What to expect and how to prepare for your child’s first speech therapy session
A speech therapist’s job is to take all that the child CAN do to communicate, and use it to build and improve on what may be a challenge (no matter how small or big).
I have never taken a child to speech therapy, so I’m not sure what it feels like. My experience as a speech pathologist though, has taught me a few things about what tends to make attending speech therapy a little easier.
Here are just some basic ideas on how to make the experience of attending the first speech therapy session as smooth as possible:
Before the first session:
- A good night’s sleep is recommended, but don’t stress if this, for one reason or another, doesn’t work out.
- Bring a favourite toy (or 2), a drink and maybe snacks. More often than not, food is avoided in speech and language sessions, but pre and post it may be useful. It is a good idea to keep the favourite toy out of sight in a bag. It may be used in the session or not at all.
- If your child is coming for concerns about feeding, bringing samples of some frequently consumed food and drink is helpful. It is also useful to bring foods that are challenging for your child. If your child is using specific utensils, it is helpful to bring those along too.
- Depending on the age of your child, talking about the session prior to it in a positive manner can help prepare your child. Pre-school and school aged children especially like to know what’s going on and why. Remember to avoid negative phrasing (e..g ‘because you can’t talk properly’, ‘because your speech is bad’, or similar). Keep it positive.

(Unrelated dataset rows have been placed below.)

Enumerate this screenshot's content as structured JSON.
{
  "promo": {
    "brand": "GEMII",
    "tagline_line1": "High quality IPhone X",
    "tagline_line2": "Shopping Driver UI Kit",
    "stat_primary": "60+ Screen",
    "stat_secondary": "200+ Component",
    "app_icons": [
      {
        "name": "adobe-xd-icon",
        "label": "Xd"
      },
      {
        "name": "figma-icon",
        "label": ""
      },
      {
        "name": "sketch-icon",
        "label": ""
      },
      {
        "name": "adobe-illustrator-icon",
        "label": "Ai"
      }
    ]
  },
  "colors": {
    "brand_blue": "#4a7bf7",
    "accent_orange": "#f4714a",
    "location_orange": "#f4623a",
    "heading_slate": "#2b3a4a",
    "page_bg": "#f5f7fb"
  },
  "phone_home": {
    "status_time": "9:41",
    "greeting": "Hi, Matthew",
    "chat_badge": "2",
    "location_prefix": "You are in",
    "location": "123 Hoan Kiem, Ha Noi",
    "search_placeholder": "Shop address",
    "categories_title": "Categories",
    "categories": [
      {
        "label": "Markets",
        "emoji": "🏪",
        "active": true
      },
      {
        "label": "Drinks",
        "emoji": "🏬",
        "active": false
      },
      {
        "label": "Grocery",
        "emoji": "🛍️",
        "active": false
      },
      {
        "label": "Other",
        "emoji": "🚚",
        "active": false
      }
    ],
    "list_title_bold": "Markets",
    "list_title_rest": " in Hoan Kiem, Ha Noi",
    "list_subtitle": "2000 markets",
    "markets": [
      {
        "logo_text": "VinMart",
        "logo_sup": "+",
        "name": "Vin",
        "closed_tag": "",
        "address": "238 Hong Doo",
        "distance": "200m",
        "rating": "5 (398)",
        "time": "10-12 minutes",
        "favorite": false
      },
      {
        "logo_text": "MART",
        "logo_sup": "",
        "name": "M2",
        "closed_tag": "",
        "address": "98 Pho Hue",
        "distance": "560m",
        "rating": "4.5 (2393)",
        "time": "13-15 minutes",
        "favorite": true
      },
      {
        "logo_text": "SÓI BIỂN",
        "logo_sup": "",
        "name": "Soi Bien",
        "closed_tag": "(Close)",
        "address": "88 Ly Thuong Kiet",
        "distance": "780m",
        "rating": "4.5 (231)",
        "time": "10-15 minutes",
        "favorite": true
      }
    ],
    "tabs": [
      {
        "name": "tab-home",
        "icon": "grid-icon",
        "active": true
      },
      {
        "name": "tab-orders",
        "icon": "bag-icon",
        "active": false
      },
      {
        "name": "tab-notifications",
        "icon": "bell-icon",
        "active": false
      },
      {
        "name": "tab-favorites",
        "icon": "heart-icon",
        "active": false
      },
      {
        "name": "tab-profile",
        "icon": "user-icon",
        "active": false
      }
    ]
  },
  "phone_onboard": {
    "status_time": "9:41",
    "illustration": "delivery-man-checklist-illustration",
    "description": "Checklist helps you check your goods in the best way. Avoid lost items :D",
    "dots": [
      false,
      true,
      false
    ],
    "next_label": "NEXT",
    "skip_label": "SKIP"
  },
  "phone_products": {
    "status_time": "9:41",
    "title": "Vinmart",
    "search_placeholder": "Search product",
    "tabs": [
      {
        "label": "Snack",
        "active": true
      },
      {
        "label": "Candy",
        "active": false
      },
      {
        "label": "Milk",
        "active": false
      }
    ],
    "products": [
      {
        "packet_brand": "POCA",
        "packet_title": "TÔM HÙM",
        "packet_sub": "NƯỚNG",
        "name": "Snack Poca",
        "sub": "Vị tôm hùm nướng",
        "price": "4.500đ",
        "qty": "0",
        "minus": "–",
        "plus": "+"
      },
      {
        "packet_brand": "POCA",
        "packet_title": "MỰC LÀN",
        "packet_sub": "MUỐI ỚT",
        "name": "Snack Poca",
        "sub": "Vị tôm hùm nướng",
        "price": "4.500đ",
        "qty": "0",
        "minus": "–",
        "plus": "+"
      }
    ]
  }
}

- If siblings are coming along to the session, explain to them what is happening, why it’s happening and bring along something for them to do. Most clinics will have activities for them to do, but I find most siblings use things they bring from home , or, more recently, spend the time on an iPhone (with headphones).
- Bring copies of other health professional reports you may have, and/or referral information.
A few things to think about:
The session will include a discussion between you and the SLP regarding your child’s medical history, developmental history and current communication strengths and needs. Your speech pathologist will need to be fairly comprehensive in order to establish an accurate picture of your child’s communication skills and environment. Prior to the appointment, it would be helpful to start considering some of the following.
1. Medical History:
- Any complications during pregnancy or birth
- Any family history of speech, language, hearing, learning difficulties.
- Results of prior hearing assessments
- Any medical conditions e.g. recurrent ear infections
2. Developmental milestones:
Consider how old your child was (even if it’s just approximately) when they started to:
- Babble “baby talk”
- Stand up
- Say first words (e.g. mumma, dada)
- Say two words together (e.g. more juice)
3. If your child is attending for feeding concerns, consider listing foods that are ‘easy’ and foods that present a challenge.
4. Consider how you would describe your child’s communication concerns. Depending on your child’s age, good questions to ask yourself include:
- Is it difficult to understand what they say?
- Do they use many words?
- Do they put words together into phrases/sentences?
- How do they interact with peers and adults?
- Do they have a clear voice or is it raspy/hoarse/breathy
- Have you noticed any stuttering behaviour?
Your speech therapist will be able to determine the nature of your child’s communication difficulties, but information from parents is extremely valuable (vital even). Parents are the experts in how their children communicate.
During the session:
The session will generally consist of two types of assessment or testing: indirect and direct. Indirect assessment can look a lot like play or just friendly conversation – this process lets the speech pathologist glean vital information about how your child interacts and communicates in ‘informal’ real life situations. It’s also an important process in helping your
child feel comfortable with the speech therapist and begin establishing a rapport.
Direct testing will usually involve a more formal assessment. Your child may be required to answer questions, point to pictures, name items or follow directions. Don’t stress if your child has difficulty completing some of the items on the assessment. Information gathered from assessments is used to establish areas of strengths and areas to work on.
After the assessment, the speech pathologist will usually be able to give you initial feedback about your child’s performance on the assessment. Sometimes more detailed assessments will need additional time to score, so feedback can occur in the next session (or however you decide with your speech pathologist). Full written reports are usually available and can be valuable information resources for schools, families and other health professionals.
Things to be mindful of:
- Parents and carers are a vital part of a child’s speech therapy program.
- Don’t stress or worry about potential tantrums or other behaviours. Speech pathologists are trained to work with children and with that comes certain skills in helping to calm and redirect. Behaviours can also be a child’s way of communicating, which is useful for a speech pathologist to observe.
- Try to sit back and observe during the formal assessment portion of the session.
- Answering or prompting for your child on the assessment may negate the assessment and will make it difficult to see how your child would have answered.
- Sometimes the speech pathologist may ask you to jump in and assist during formal assessment, but they should direct you on the right things to say (wording of questions can very specific in speech therapy assessments).
- Ask as many questions as you like. Don’t worry if they seem basic. The more information you gather, the better you are equipped to support your child.